Rohando - Valencia College

Rohando Malcolm came to the United States with his family at a time of worldwide tumult during COVID-19. Malcolm migrated with his family to America in 2018, and he finished his degree in Mechanical Engineering from Kingston, Jamaica’s University of Technology in 2021. 

Finishing his degree after moving stateside was certainly a challenging experience, but the following year was even tougher due to COVID. As an unemployed graduate, Malcolm’s mom tried to nudge him into Valencia College’s CDL Class A course, but he had other ideas.

“One of my first jobs was working on cars as a mechanic from the age of 13. Then I went to high school, and I got involved in technical subjects, working with lathes, drill presses, and other tools. It became a hobby ever since.”

It has become more than a hobby as Malcolm has turned it into a full-fledged career. After more than a year of unemployment, Malcolm has begun working as a technician for tissue paper producer Sofidel America, making $27/hr after graduating from the Industrial Automation Technician – Mechatronics program.

It’s been a long journey to get to this point, though, and it’s one that Malcolm credits his training with the Valencia College Accelerated Skills program with putting him in a position to land his job.

“A lot of the things I learned in my degree were theories of how things work, and now seeing those things actually work opened my mind to new concepts. Seeing how things interact in a different way than I thought by just knowing the theoretical part from my degree makes me have a better grasp on how things work, how things go together, and how processes are actually performed.

“The training was exhilarating. When I was working on my degree, I thought it was all boring. But after I started to work with electronics, machines, and mechanisms I thought this is something I can see myself doing.”

Enrolling in the Industrial Automation Technician – Mechatronics program was life-changing for Malcolm. But there was a barrier that needed to be breached for him to open the floodgates to his future. Metallica's foundation, All Within My Hands, broke down that barrier for Malcolm and was the wind at his back propelling him to Sofidel.

“It helped a lot, especially since I was unemployed for a year coming out of COVID. I wanted to do something to get me into this field and stand out.
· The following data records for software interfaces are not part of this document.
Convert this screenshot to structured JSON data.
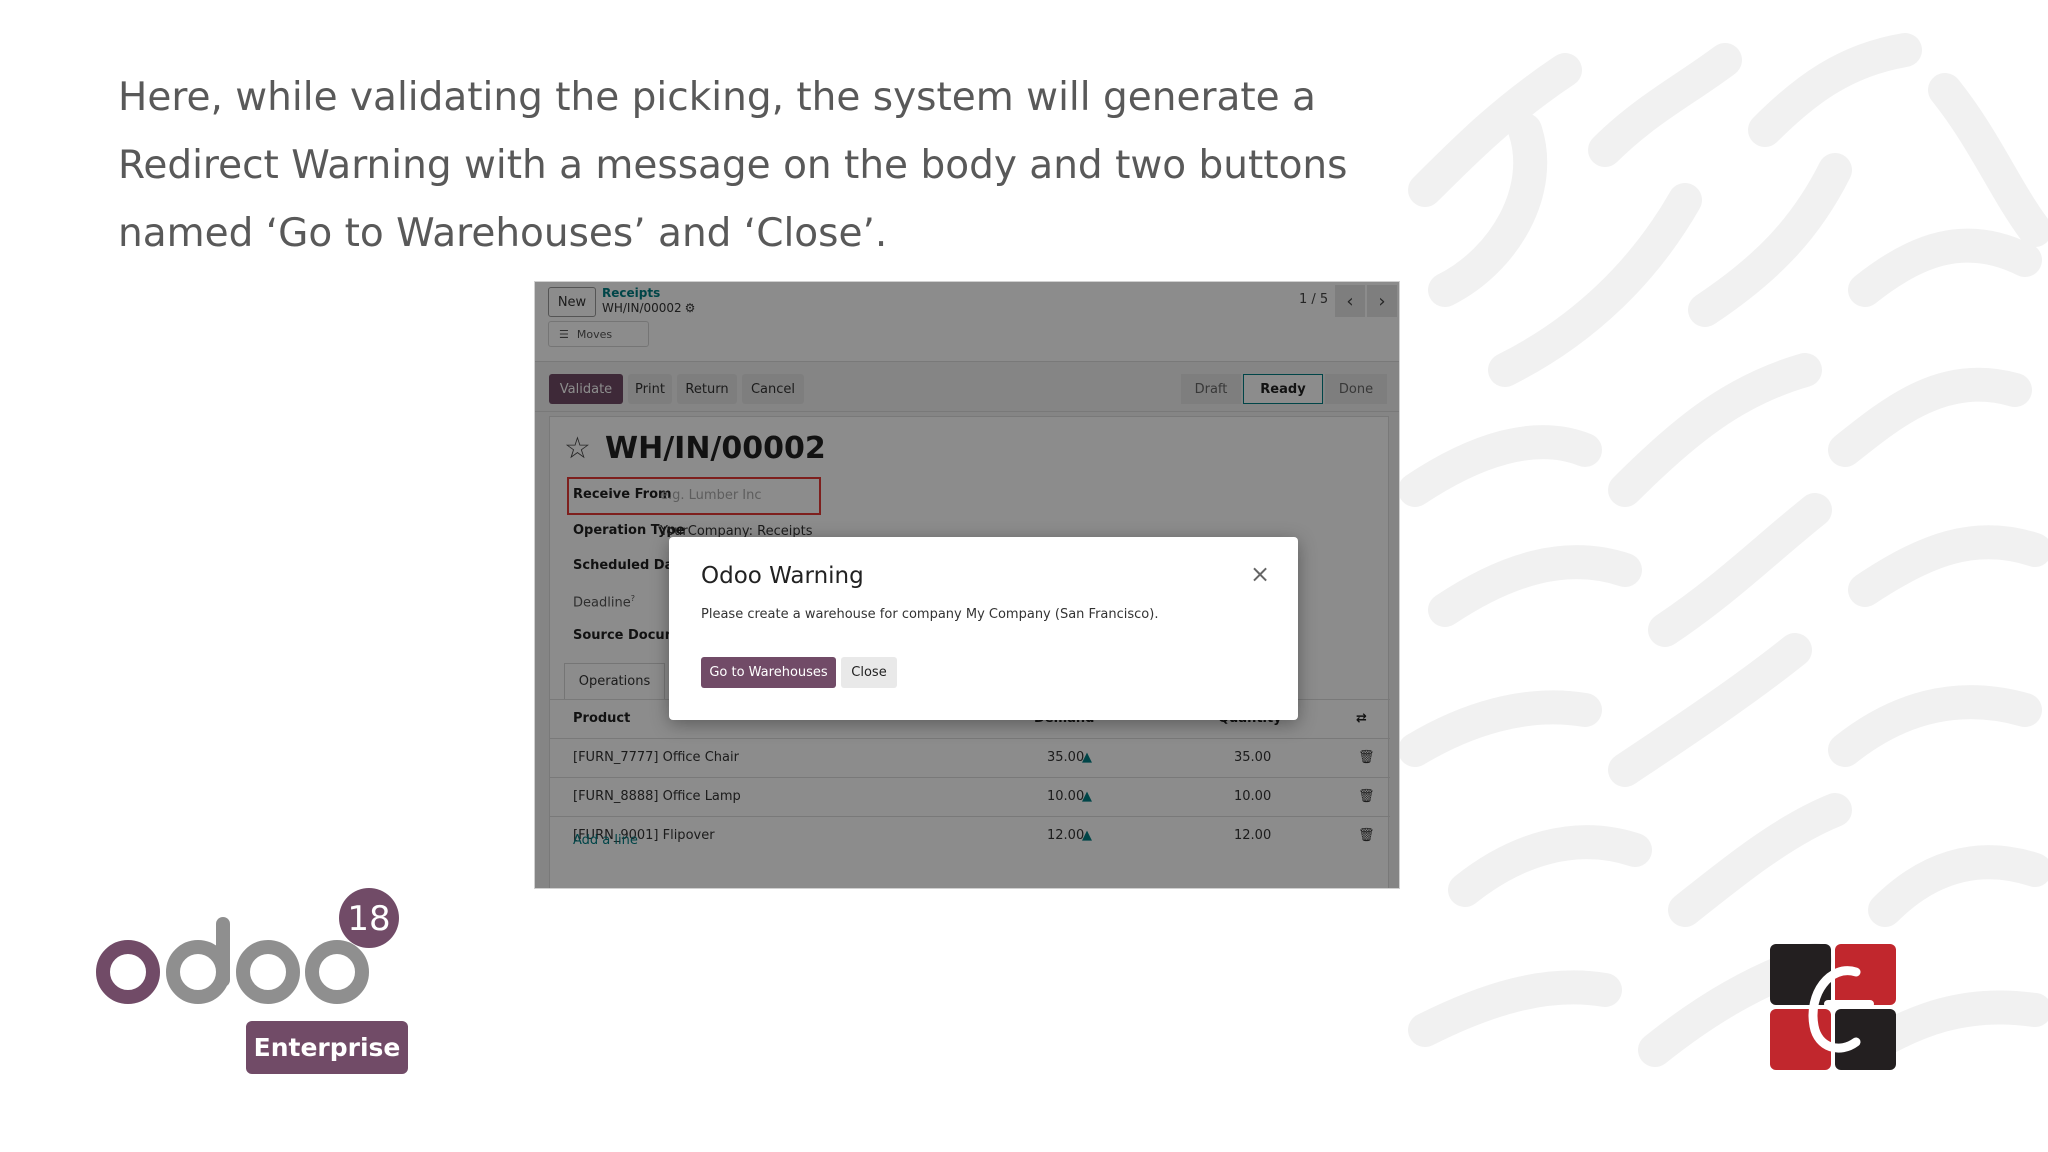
{
  "slide": {
    "text": "Here, while validating the picking, the system will generate a Redirect Warning with a message on the body and two buttons named ‘Go to Warehouses’ and ‘Close’."
  },
  "control_panel": {
    "new_label": "New",
    "breadcrumb_parent": "Receipts",
    "breadcrumb_current": "WH/IN/00002",
    "moves_label": "Moves",
    "pager": "1 / 5"
  },
  "status_bar": {
    "validate": "Validate",
    "print": "Print",
    "return": "Return",
    "cancel": "Cancel",
    "stages": [
      "Draft",
      "Ready",
      "Done"
    ],
    "active_stage": "Ready"
  },
  "record": {
    "title": "WH/IN/00002",
    "fields": {
      "receive_from_label": "Receive From",
      "receive_from_placeholder": "e.g. Lumber Inc",
      "operation_type_label": "Operation Type",
      "operation_type_value": "YourCompany: Receipts",
      "scheduled_date_label": "Scheduled Date",
      "deadline_label": "Deadline",
      "deadline_sup": "?",
      "source_document_label": "Source Documen"
    },
    "tab_operations": "Operations",
    "table": {
      "headers": [
        "Product",
        "Demand",
        "Quantity"
      ],
      "rows": [
        {
          "product": "[FURN_7777] Office Chair",
          "demand": "35.00",
          "quantity": "35.00"
        },
        {
          "product": "[FURN_8888] Office Lamp",
          "demand": "10.00",
          "quantity": "10.00"
        },
        {
          "product": "[FURN_9001] Flipover",
          "demand": "12.00",
          "quantity": "12.00"
        }
      ],
      "add_line": "Add a line"
    }
  },
  "dialog": {
    "title": "Odoo Warning",
    "body": "Please create a warehouse for company My Company (San Francisco).",
    "primary_button": "Go to Warehouses",
    "secondary_button": "Close"
  },
  "branding": {
    "logo_text": "odoo",
    "version": "18",
    "edition": "Enterprise"
  },
  "colors": {
    "brand_purple": "#714b67",
    "teal": "#017e84",
    "highlight_red": "#e53935"
  }
}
The funding was very important because I couldn’t have paid for it on my own. The scholarship opened that door.”